═══ MATERIALS PROVIDED

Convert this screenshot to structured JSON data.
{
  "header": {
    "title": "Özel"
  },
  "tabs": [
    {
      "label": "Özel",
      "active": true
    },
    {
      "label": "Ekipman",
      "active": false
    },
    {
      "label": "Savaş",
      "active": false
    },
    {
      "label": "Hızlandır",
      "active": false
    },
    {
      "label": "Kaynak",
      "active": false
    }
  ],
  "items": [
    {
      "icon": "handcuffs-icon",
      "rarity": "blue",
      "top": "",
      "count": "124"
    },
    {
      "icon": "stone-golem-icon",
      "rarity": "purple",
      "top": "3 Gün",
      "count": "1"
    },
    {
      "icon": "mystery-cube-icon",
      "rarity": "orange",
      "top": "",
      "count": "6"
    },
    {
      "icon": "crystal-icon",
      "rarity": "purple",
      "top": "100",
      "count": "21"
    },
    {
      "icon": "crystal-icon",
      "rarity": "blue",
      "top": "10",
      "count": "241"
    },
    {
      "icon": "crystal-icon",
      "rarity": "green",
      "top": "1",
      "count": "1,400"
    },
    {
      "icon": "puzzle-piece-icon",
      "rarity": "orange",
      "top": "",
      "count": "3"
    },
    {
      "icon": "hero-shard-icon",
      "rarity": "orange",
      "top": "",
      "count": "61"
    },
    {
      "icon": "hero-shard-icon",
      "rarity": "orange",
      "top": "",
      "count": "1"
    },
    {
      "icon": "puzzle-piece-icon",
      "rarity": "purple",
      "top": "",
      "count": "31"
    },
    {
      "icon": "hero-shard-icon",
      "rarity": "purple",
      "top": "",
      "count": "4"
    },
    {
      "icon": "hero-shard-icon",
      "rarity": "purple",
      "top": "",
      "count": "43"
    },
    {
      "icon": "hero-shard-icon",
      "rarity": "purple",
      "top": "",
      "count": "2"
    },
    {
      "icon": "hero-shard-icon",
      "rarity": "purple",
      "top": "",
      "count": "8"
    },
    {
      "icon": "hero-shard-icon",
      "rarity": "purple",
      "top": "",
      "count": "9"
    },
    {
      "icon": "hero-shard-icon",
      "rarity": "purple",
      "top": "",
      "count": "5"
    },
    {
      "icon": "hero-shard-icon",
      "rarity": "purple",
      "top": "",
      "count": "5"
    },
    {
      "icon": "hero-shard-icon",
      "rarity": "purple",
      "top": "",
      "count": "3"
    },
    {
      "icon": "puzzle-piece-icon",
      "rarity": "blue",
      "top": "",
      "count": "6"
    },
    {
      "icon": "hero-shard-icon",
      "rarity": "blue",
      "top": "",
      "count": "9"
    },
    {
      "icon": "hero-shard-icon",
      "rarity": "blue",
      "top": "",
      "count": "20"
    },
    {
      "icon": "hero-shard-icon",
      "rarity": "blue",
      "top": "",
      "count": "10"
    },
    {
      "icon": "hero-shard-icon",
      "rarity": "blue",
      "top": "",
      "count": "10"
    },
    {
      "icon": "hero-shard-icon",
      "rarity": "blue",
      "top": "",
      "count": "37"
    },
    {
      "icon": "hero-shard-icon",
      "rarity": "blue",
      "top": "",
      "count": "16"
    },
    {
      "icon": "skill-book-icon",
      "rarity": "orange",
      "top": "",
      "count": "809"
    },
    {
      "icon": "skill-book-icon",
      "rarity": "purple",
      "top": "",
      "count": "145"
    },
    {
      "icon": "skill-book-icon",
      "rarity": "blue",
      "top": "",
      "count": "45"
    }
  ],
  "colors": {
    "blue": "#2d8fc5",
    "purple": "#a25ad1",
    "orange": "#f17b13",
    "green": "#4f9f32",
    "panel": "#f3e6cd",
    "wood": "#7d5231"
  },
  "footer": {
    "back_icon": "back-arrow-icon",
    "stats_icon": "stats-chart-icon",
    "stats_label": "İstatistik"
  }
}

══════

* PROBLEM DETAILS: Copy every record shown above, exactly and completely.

* COMPLETED EXERCISE:
Convert this screenshot to structured JSON data.
{
  "header": {
    "title": "Özel"
  },
  "tabs": [
    {
      "label": "Özel",
      "active": true
    },
    {
      "label": "Ekipman",
      "active": false
    },
    {
      "label": "Savaş",
      "active": false
    },
    {
      "label": "Hızlandır",
      "active": false
    },
    {
      "label": "Kaynak",
      "active": false
    }
  ],
  "items": [
    {
      "icon": "handcuffs-icon",
      "rarity": "blue",
      "top": "",
      "count": "124"
    },
    {
      "icon": "stone-golem-icon",
      "rarity": "purple",
      "top": "3 Gün",
      "count": "1"
    },
    {
      "icon": "mystery-cube-icon",
      "rarity": "orange",
      "top": "",
      "count": "6"
    },
    {
      "icon": "crystal-icon",
      "rarity": "purple",
      "top": "100",
      "count": "21"
    },
    {
      "icon": "crystal-icon",
      "rarity": "blue",
      "top": "10",
      "count": "241"
    },
    {
      "icon": "crystal-icon",
      "rarity": "green",
      "top": "1",
      "count": "1,400"
    },
    {
      "icon": "puzzle-piece-icon",
      "rarity": "orange",
      "top": "",
      "count": "3"
    },
    {
      "icon": "hero-shard-icon",
      "rarity": "orange",
      "top": "",
      "count": "61"
    },
    {
      "icon": "hero-shard-icon",
      "rarity": "orange",
      "top": "",
      "count": "1"
    },
    {
      "icon": "puzzle-piece-icon",
      "rarity": "purple",
      "top": "",
      "count": "31"
    },
    {
      "icon": "hero-shard-icon",
      "rarity": "purple",
      "top": "",
      "count": "4"
    },
    {
      "icon": "hero-shard-icon",
      "rarity": "purple",
      "top": "",
      "count": "43"
    },
    {
      "icon": "hero-shard-icon",
      "rarity": "purple",
      "top": "",
      "count": "2"
    },
    {
      "icon": "hero-shard-icon",
      "rarity": "purple",
      "top": "",
      "count": "8"
    },
    {
      "icon": "hero-shard-icon",
      "rarity": "purple",
      "top": "",
      "count": "9"
    },
    {
      "icon": "hero-shard-icon",
      "rarity": "purple",
      "top": "",
      "count": "5"
    },
    {
      "icon": "hero-shard-icon",
      "rarity": "purple",
      "top": "",
      "count": "5"
    },
    {
      "icon": "hero-shard-icon",
      "rarity": "purple",
      "top": "",
      "count": "3"
    },
    {
      "icon": "puzzle-piece-icon",
      "rarity": "blue",
      "top": "",
      "count": "6"
    },
    {
      "icon": "hero-shard-icon",
      "rarity": "blue",
      "top": "",
      "count": "9"
    },
    {
      "icon": "hero-shard-icon",
      "rarity": "blue",
      "top": "",
      "count": "20"
    },
    {
      "icon": "hero-shard-icon",
      "rarity": "blue",
      "top": "",
      "count": "10"
    },
    {
      "icon": "hero-shard-icon",
      "rarity": "blue",
      "top": "",
      "count": "10"
    },
    {
      "icon": "hero-shard-icon",
      "rarity": "blue",
      "top": "",
      "count": "37"
    },
    {
      "icon": "hero-shard-icon",
      "rarity": "blue",
      "top": "",
      "count": "16"
    },
    {
      "icon": "skill-book-icon",
      "rarity": "orange",
      "top": "",
      "count": "809"
    },
    {
      "icon": "skill-book-icon",
      "rarity": "purple",
      "top": "",
      "count": "145"
    },
    {
      "icon": "skill-book-icon",
      "rarity": "blue",
      "top": "",
      "count": "45"
    }
  ],
  "colors": {
    "blue": "#2d8fc5",
    "purple": "#a25ad1",
    "orange": "#f17b13",
    "green": "#4f9f32",
    "panel": "#f3e6cd",
    "wood": "#7d5231"
  },
  "footer": {
    "back_icon": "back-arrow-icon",
    "stats_icon": "stats-chart-icon",
    "stats_label": "İstatistik"
  }
}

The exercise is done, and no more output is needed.